LONDON, March 26 (IFR) - Strictly speaking, eurozone policy makers are correct in saying that Cyprus is not a template for bank restructuring. Which class of investor will take the hit cannot be determined in advance, as it depends on who can contribute the most to reducing the total bailout cost for the eurozone taxpayer. But there is an underlying thesis building that when the next eurozone bank restructuring comes around, the ESM will once again be the last port of call.
It is worth taking a look at what Dijsselbloem said beyond the headline-grabbing “template” quote. “We should aim at a situation where we will never need to even consider direct recapitalisation,” he explained, highlighting the motivation not to use the ESM for that purpose. This is not new, as in early March Reuters reported the ESM head as saying that deep reservations from some European states could ultimately stop the ESM from being used for bank recapitalisation.
Germany had already said that it wanted to limit ESM funds used to recapitalise banks to EUR80bn. Regling offered us a possible explanation, saying that “if money from the ESM goes into saving banks, then it reduces the ESM’s capacity to make loans to needy states.” Clearly, the concern is that helping one sovereign with its bank recapitalisation would open the floodgates and reopen the debate over whether the ESM has sufficient firepower. This in turn will raise concerns over an eventual dilution of German creditworthiness, as well as over the weak link of France in the ESM self insurance chain.

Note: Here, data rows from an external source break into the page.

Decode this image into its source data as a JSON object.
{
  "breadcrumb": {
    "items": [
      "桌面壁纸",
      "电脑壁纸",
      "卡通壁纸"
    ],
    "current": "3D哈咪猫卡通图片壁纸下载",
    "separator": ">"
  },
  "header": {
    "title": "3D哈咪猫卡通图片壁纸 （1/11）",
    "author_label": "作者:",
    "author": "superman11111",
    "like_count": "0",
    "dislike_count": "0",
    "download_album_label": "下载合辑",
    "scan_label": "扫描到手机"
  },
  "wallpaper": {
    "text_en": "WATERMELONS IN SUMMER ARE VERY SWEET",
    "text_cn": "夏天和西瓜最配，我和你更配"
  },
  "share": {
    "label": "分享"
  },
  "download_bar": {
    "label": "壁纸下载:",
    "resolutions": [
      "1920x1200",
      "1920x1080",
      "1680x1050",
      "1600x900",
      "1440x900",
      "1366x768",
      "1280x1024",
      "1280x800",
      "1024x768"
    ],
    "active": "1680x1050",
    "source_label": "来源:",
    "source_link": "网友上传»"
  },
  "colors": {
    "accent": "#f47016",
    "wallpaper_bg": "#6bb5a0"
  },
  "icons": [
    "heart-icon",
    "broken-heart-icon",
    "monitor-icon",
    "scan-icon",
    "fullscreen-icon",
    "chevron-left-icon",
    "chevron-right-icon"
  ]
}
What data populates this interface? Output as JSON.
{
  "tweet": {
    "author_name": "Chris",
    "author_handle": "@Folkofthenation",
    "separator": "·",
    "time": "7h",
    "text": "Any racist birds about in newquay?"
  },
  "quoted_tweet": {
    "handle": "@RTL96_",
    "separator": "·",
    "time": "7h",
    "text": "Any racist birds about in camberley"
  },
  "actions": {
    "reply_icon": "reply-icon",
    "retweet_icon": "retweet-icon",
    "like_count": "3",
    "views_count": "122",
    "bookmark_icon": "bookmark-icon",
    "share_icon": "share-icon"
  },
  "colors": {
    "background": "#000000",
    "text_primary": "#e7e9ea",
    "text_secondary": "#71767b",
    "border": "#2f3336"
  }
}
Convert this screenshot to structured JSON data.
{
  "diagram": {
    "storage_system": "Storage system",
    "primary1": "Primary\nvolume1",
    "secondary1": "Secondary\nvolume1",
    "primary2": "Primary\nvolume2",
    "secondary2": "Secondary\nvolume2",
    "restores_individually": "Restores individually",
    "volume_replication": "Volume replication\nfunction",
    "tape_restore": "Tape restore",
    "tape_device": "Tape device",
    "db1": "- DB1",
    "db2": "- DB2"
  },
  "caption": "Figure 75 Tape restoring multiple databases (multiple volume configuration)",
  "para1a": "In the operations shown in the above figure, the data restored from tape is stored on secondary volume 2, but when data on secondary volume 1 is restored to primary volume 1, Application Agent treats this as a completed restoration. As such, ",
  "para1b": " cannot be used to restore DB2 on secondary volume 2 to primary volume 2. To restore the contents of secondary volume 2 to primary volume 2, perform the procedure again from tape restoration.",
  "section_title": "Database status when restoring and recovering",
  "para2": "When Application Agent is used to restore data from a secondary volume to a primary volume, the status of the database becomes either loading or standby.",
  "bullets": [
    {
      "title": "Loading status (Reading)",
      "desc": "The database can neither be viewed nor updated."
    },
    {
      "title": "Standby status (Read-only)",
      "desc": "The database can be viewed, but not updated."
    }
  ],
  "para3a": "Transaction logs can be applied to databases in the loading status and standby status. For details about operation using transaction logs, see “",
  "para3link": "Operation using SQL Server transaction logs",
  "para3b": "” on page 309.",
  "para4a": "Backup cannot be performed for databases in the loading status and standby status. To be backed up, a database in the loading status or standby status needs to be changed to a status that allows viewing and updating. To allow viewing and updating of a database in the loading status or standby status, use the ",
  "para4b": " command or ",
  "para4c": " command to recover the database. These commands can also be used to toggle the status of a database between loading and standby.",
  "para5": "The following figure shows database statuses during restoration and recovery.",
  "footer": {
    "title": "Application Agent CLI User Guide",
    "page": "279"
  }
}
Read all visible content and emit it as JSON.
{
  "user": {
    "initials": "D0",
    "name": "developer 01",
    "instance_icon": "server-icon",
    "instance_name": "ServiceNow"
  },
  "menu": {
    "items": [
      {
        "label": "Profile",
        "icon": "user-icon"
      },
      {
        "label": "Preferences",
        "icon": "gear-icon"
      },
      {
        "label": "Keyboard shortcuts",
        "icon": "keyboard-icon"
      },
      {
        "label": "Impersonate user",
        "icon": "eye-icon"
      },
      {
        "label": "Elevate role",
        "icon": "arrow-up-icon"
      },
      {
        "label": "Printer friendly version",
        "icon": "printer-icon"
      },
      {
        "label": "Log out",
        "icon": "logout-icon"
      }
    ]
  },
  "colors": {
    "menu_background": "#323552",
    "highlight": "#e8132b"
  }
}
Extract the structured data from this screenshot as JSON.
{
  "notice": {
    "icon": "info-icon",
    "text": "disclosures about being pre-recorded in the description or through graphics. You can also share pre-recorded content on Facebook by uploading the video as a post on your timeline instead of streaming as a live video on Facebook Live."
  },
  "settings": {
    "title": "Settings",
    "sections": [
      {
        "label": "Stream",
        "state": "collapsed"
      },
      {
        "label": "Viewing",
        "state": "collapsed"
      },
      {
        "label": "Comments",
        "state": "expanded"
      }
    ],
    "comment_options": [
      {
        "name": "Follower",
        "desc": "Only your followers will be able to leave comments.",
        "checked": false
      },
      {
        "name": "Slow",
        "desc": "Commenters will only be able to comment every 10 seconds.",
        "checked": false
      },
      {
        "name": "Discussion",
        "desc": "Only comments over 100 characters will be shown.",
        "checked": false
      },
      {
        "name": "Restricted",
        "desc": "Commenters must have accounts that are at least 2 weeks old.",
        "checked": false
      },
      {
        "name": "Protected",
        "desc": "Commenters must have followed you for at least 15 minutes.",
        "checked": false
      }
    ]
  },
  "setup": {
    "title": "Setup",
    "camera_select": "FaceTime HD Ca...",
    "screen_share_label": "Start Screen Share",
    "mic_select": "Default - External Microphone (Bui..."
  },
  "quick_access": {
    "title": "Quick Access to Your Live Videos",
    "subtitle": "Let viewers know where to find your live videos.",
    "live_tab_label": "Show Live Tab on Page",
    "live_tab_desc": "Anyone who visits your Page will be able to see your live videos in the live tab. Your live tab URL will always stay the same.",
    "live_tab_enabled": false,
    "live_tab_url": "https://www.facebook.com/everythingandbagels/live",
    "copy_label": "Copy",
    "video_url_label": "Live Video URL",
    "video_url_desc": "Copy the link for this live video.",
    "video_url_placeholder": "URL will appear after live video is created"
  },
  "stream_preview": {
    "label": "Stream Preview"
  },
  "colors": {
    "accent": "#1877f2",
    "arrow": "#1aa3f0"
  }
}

So even if there is no template, now we know the rationale. The game plan, according to Dijsselbloem, is that if a bank is in trouble then “we’ll talk to the shareholders and the bondholders, we’ll ask them to contribute in recapitalising the bank, and if necessary the uninsured deposit holders.” For Spain’s Bankia, that meant bailing in hybrid debt and preference shareholders, and for Cyprus the target was uninsured depositors and bondholders too.
While bank stocks have fallen and the cost of insuring financials has gone up, the real impact of Dijsselbloem’s comments won’t be felt until another bank restructuring comes onto the radar screens. This is the new way the eurozone is looking to disconnect financial sector from sovereign risk. Bank stocks, senior debt and bank CDS will now have to discount a higher probability of being bailed in. (Reporting By Divyang Shah, editing by Julian Baker)